The answer is the complete listing below, written out again exactly.

=== Records for the task ===

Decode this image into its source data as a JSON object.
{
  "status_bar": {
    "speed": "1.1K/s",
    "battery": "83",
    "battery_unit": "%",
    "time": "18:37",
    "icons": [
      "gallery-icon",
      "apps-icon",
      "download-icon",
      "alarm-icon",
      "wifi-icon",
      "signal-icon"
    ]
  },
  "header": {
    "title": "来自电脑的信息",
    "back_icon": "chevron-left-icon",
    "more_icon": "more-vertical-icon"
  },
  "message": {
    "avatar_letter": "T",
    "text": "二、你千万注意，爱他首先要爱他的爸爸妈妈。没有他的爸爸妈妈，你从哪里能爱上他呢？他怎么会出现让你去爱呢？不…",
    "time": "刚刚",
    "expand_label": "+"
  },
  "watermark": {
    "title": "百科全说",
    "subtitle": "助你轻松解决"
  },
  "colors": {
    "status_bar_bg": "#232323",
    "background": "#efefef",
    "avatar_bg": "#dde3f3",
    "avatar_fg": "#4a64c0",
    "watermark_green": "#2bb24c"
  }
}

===

**Written response:**
Decode this image into its source data as a JSON object.
{
  "status_bar": {
    "speed": "1.1K/s",
    "battery": "83",
    "battery_unit": "%",
    "time": "18:37",
    "icons": [
      "gallery-icon",
      "apps-icon",
      "download-icon",
      "alarm-icon",
      "wifi-icon",
      "signal-icon"
    ]
  },
  "header": {
    "title": "来自电脑的信息",
    "back_icon": "chevron-left-icon",
    "more_icon": "more-vertical-icon"
  },
  "message": {
    "avatar_letter": "T",
    "text": "二、你千万注意，爱他首先要爱他的爸爸妈妈。没有他的爸爸妈妈，你从哪里能爱上他呢？他怎么会出现让你去爱呢？不…",
    "time": "刚刚",
    "expand_label": "+"
  },
  "watermark": {
    "title": "百科全说",
    "subtitle": "助你轻松解决"
  },
  "colors": {
    "status_bar_bg": "#232323",
    "background": "#efefef",
    "avatar_bg": "#dde3f3",
    "avatar_fg": "#4a64c0",
    "watermark_green": "#2bb24c"
  }
}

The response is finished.